Exercise data -
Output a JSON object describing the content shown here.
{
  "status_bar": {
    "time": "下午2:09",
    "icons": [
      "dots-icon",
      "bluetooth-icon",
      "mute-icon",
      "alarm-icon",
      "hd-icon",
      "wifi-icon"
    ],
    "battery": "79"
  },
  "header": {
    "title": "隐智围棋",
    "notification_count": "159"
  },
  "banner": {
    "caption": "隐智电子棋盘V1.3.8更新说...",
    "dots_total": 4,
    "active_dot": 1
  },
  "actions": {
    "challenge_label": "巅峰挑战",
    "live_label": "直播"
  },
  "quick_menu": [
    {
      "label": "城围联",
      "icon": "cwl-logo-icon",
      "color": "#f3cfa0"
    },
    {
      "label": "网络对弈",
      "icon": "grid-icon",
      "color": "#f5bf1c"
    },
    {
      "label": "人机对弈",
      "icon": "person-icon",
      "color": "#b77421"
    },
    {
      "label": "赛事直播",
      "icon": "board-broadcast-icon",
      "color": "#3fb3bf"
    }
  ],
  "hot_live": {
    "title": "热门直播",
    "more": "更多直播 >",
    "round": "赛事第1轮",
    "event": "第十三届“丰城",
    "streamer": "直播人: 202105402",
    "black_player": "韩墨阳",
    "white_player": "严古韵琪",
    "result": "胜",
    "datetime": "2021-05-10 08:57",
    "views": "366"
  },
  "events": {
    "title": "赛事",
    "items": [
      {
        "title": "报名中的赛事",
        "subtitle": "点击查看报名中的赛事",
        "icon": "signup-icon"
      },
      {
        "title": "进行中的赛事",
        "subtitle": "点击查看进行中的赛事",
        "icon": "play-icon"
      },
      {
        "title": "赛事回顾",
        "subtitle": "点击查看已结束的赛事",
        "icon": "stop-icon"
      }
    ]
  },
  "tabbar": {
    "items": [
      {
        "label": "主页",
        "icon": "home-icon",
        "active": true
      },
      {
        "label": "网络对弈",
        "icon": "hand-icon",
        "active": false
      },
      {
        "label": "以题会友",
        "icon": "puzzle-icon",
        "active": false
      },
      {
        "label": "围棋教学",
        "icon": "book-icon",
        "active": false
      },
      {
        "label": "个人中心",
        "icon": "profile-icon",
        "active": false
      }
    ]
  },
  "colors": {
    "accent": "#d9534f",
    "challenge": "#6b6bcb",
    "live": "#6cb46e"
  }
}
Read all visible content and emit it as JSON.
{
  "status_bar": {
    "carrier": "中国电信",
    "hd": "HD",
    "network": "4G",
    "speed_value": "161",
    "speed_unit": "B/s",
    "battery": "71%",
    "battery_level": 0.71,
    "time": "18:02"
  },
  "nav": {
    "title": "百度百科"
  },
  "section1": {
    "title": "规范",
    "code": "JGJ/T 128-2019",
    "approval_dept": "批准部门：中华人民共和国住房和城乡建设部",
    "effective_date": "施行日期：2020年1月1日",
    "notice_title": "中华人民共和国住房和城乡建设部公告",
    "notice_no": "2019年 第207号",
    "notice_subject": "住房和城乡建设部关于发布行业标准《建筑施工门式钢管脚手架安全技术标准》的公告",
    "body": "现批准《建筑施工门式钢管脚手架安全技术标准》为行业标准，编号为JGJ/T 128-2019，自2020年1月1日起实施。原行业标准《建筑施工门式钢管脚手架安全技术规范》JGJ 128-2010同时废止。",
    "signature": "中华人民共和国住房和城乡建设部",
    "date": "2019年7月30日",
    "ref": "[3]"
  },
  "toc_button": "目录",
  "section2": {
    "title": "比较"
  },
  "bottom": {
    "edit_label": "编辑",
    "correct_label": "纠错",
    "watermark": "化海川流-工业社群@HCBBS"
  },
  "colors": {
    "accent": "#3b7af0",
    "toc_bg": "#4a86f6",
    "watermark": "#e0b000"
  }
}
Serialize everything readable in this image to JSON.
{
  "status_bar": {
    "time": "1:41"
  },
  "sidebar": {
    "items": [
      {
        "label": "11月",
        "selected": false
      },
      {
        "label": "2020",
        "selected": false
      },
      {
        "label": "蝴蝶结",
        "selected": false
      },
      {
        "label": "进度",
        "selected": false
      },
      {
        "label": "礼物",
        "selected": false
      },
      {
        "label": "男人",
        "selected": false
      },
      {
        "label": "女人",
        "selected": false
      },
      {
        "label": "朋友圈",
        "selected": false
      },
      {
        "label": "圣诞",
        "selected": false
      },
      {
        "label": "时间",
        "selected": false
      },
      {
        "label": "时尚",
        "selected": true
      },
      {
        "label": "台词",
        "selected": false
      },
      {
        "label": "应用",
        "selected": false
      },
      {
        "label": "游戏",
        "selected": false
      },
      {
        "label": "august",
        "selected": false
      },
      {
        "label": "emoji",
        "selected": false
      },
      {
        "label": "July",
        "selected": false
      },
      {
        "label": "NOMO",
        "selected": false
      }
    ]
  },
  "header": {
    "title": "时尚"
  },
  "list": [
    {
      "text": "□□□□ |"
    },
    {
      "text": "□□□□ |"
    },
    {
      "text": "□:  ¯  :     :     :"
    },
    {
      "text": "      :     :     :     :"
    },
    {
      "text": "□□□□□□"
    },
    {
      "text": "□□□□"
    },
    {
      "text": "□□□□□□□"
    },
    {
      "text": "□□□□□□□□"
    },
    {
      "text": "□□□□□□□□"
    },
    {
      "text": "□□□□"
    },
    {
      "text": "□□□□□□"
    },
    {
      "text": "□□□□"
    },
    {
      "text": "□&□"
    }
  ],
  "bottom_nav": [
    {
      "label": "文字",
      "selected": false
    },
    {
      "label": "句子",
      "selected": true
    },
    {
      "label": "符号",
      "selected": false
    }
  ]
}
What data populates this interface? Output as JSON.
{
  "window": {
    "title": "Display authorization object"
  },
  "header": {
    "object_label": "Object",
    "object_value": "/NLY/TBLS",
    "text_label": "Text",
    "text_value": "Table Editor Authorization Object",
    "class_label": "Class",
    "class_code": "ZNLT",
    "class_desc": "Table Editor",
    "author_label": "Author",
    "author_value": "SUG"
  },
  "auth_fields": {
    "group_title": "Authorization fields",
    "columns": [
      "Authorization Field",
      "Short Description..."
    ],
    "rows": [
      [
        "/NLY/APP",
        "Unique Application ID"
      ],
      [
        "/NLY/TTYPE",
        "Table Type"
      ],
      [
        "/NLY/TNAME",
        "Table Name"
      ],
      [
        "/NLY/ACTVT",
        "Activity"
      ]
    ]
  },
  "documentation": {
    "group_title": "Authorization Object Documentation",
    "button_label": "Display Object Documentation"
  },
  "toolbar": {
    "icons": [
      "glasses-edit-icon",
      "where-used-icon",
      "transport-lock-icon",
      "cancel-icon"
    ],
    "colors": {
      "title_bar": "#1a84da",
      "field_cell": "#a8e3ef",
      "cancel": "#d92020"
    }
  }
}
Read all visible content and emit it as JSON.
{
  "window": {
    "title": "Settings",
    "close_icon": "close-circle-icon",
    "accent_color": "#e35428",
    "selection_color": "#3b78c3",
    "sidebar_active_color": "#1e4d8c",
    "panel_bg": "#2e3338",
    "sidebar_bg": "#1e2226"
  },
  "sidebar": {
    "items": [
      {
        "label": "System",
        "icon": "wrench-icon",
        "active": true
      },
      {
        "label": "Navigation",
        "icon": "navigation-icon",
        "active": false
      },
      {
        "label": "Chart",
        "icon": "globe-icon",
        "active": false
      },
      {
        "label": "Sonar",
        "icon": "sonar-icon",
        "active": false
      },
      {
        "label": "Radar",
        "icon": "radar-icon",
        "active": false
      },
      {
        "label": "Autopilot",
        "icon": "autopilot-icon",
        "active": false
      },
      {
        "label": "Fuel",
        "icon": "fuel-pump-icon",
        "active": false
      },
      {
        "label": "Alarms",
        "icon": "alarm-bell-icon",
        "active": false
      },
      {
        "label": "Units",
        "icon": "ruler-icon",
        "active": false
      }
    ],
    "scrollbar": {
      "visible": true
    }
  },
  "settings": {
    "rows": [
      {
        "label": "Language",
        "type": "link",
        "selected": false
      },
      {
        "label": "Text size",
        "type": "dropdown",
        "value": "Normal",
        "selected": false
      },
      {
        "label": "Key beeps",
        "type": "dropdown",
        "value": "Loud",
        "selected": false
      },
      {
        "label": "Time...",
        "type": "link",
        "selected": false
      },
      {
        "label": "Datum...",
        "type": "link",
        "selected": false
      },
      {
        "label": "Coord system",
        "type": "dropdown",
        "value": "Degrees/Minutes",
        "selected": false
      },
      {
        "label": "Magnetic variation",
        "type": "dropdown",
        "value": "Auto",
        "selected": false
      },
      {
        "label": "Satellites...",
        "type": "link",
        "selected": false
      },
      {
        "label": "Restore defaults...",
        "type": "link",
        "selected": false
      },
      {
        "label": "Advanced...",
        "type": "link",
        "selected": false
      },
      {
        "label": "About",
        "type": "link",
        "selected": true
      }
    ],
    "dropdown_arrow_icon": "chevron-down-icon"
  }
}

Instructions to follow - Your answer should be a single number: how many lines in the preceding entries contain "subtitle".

Response - 3